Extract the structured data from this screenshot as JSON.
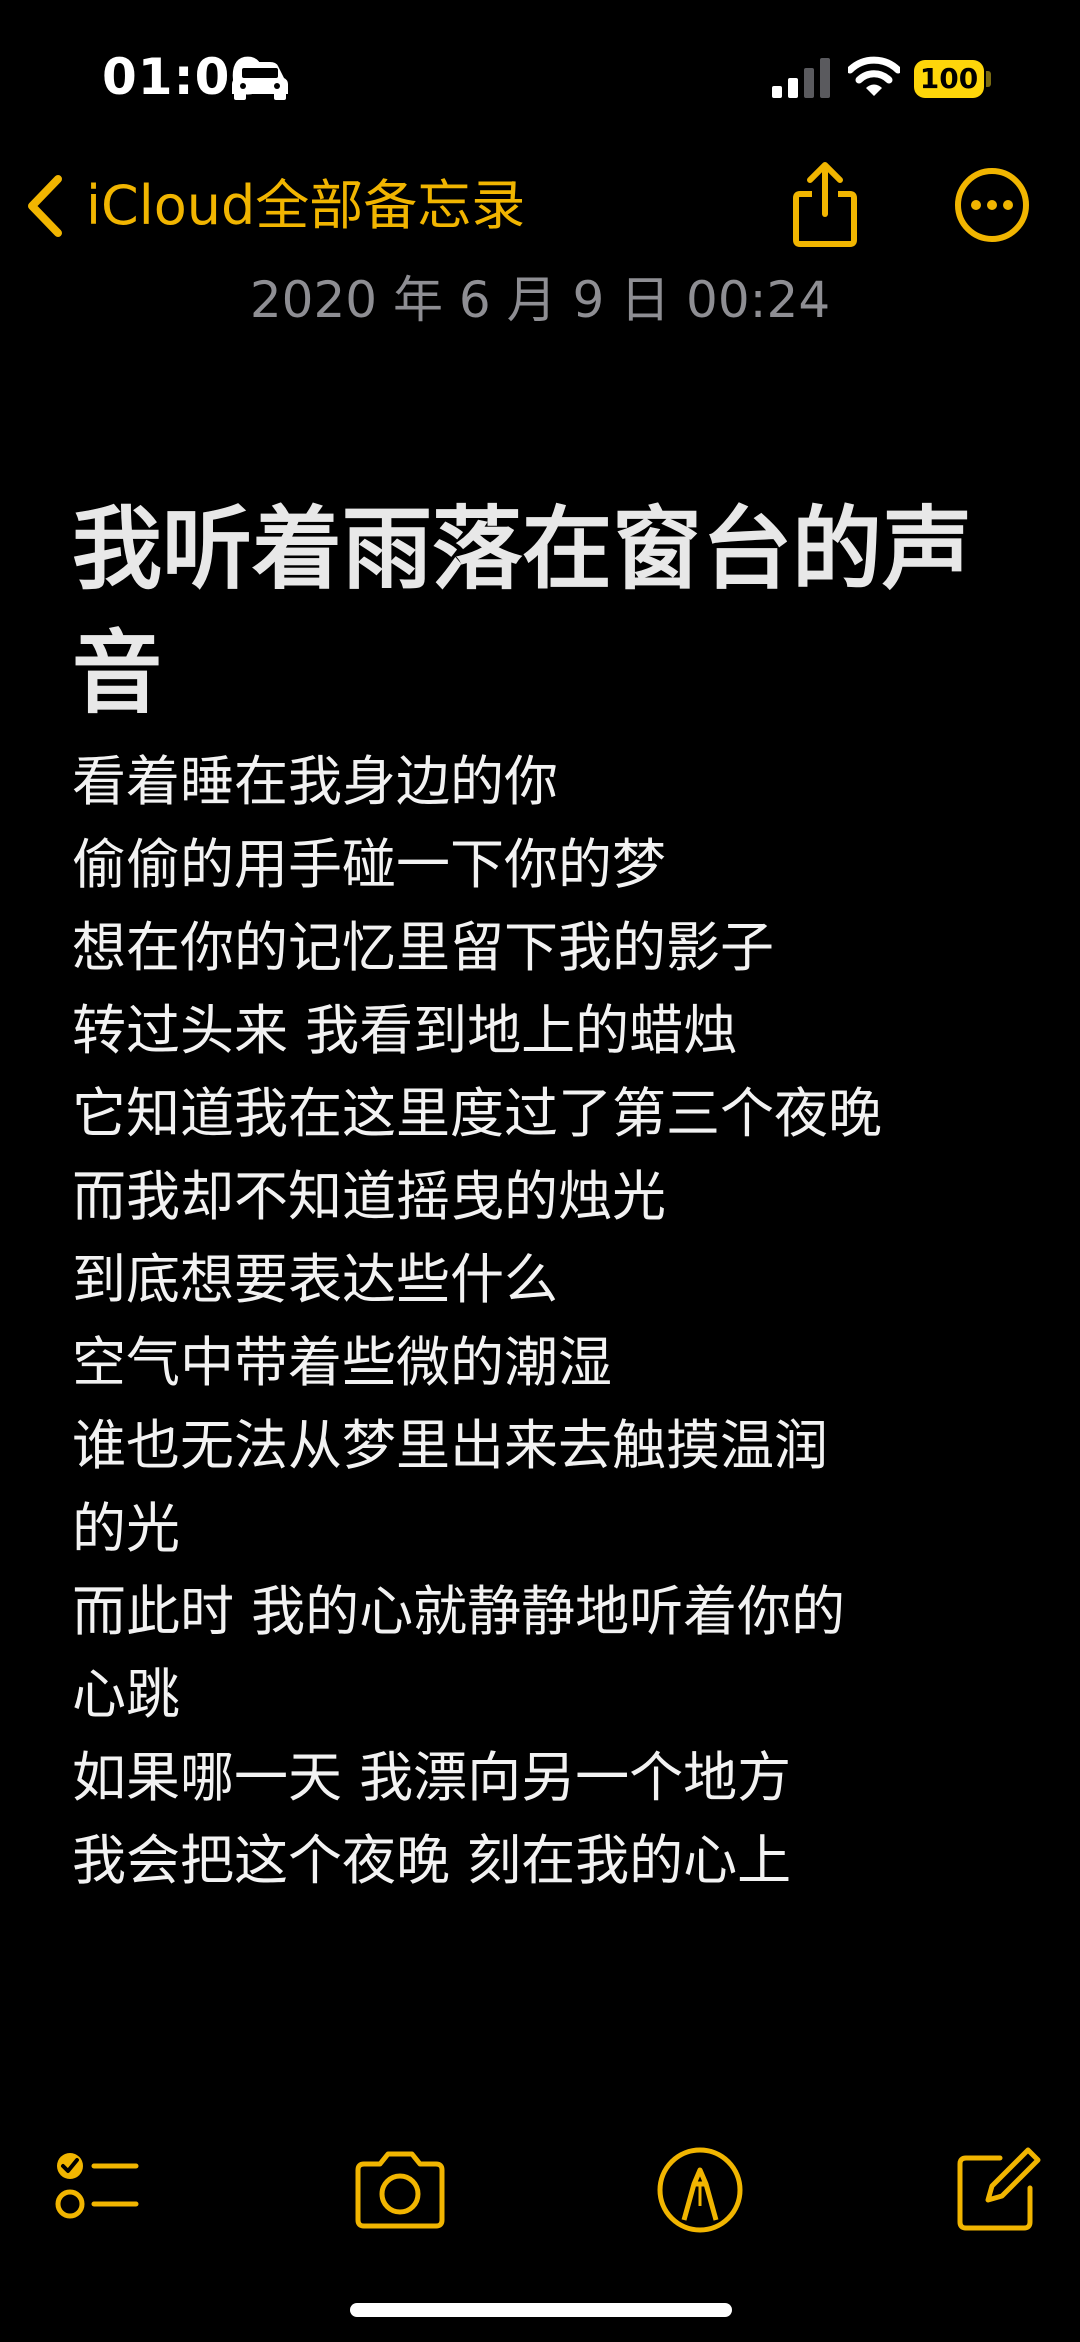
{
  "status_bar": {
    "time": "01:00",
    "battery": "100",
    "icons": [
      "car-icon",
      "signal-icon",
      "wifi-icon",
      "battery-icon"
    ]
  },
  "nav": {
    "back_label": "iCloud全部备忘录",
    "back_icon": "chevron-left-icon",
    "share_icon": "share-icon",
    "more_icon": "ellipsis-circle-icon"
  },
  "note": {
    "date": "2020 年 6 月 9 日 00:24",
    "title": "我听着雨落在窗台的声音",
    "lines": [
      "看着睡在我身边的你",
      "偷偷的用手碰一下你的梦",
      "想在你的记忆里留下我的影子",
      "转过头来 我看到地上的蜡烛",
      "它知道我在这里度过了第三个夜晚",
      "而我却不知道摇曳的烛光",
      "到底想要表达些什么",
      "空气中带着些微的潮湿",
      "谁也无法从梦里出来去触摸温润",
      "的光",
      "而此时 我的心就静静地听着你的",
      "心跳",
      "如果哪一天 我漂向另一个地方",
      "我会把这个夜晚 刻在我的心上"
    ]
  },
  "toolbar": {
    "icons": [
      "checklist-icon",
      "camera-icon",
      "markup-icon",
      "compose-icon"
    ]
  },
  "colors": {
    "accent": "#f1b500",
    "background": "#000000",
    "date_text": "#8e8e93",
    "battery": "#fed60a"
  }
}
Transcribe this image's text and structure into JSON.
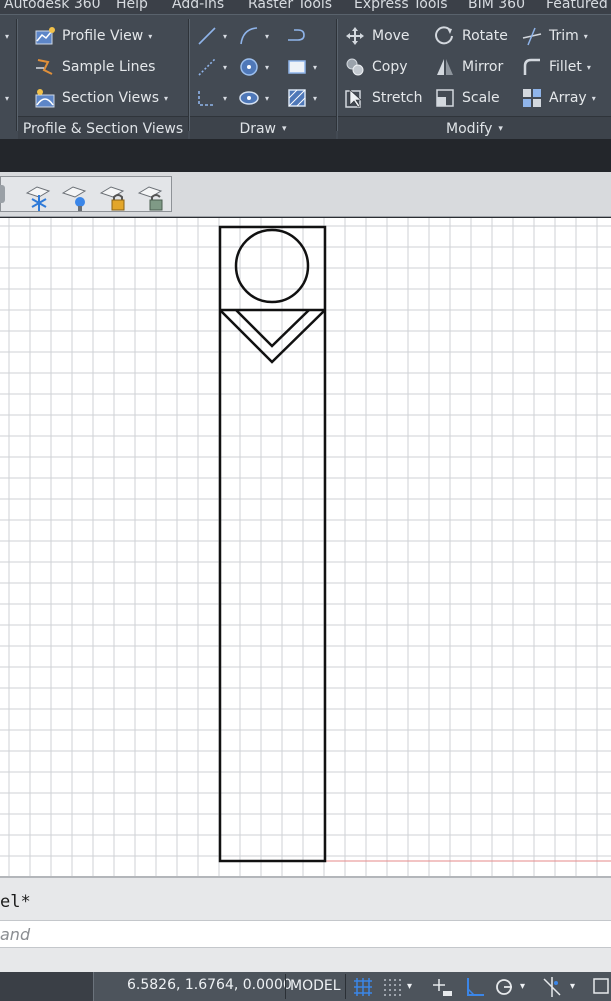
{
  "menu_tabs": [
    "Autodesk 360",
    "Help",
    "Add-ins",
    "Raster Tools",
    "Express Tools",
    "BIM 360",
    "Featured Apps"
  ],
  "ribbon": {
    "profile_panel": {
      "title": "Profile & Section Views",
      "items": [
        {
          "label": "Profile View",
          "icon": "profile-view-icon"
        },
        {
          "label": "Sample Lines",
          "icon": "sample-lines-icon"
        },
        {
          "label": "Section Views",
          "icon": "section-views-icon"
        }
      ]
    },
    "draw_panel": {
      "title": "Draw",
      "tools": [
        "line-icon",
        "arc-icon",
        "polyline-icon",
        "construction-line-icon",
        "circle-icon",
        "rectangle-icon",
        "polyline-dashed-icon",
        "ellipse-icon",
        "hatch-icon"
      ]
    },
    "modify_panel": {
      "title": "Modify",
      "items": [
        {
          "label": "Move",
          "icon": "move-icon"
        },
        {
          "label": "Rotate",
          "icon": "rotate-icon"
        },
        {
          "label": "Trim",
          "icon": "trim-icon"
        },
        {
          "label": "Copy",
          "icon": "copy-icon"
        },
        {
          "label": "Mirror",
          "icon": "mirror-icon"
        },
        {
          "label": "Fillet",
          "icon": "fillet-icon"
        },
        {
          "label": "Stretch",
          "icon": "stretch-icon"
        },
        {
          "label": "Scale",
          "icon": "scale-icon"
        },
        {
          "label": "Array",
          "icon": "array-icon"
        }
      ]
    }
  },
  "layer_toolbar": [
    "layer-freeze-icon",
    "layer-isolate-icon",
    "layer-lock-icon",
    "layer-unlock-icon"
  ],
  "command": {
    "history": "el*",
    "placeholder": "and"
  },
  "status": {
    "coordinates": "6.5826, 1.6764, 0.0000",
    "space": "MODEL"
  },
  "colors": {
    "ribbon_bg": "#434a53",
    "accent_blue": "#3b86e8",
    "grid_line": "#cfd2d6",
    "drawing_stroke": "#111111"
  }
}
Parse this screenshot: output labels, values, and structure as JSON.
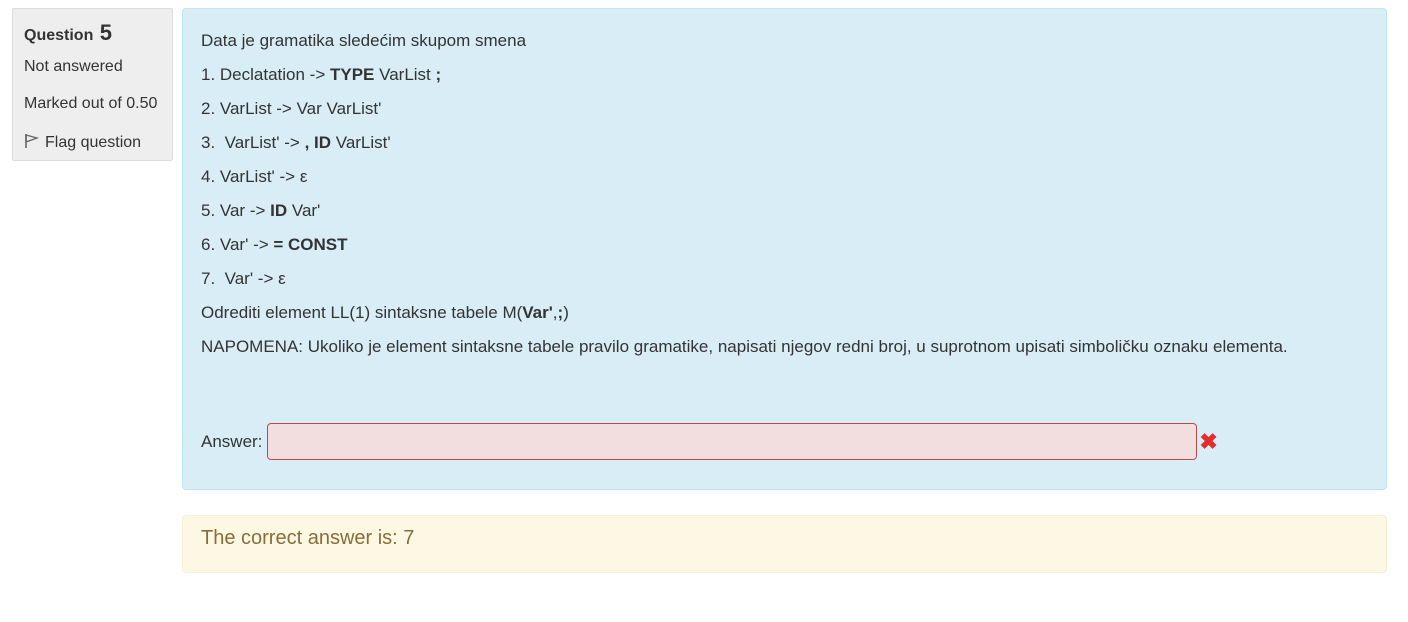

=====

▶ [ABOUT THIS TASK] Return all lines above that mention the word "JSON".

▶ [RESPONSE TO THE EXERCISE]
Extract the structured data from this screenshot as JSON.
Transcribe this image's text and structure into JSON.
Parse this screenshot: output labels, values, and structure as JSON.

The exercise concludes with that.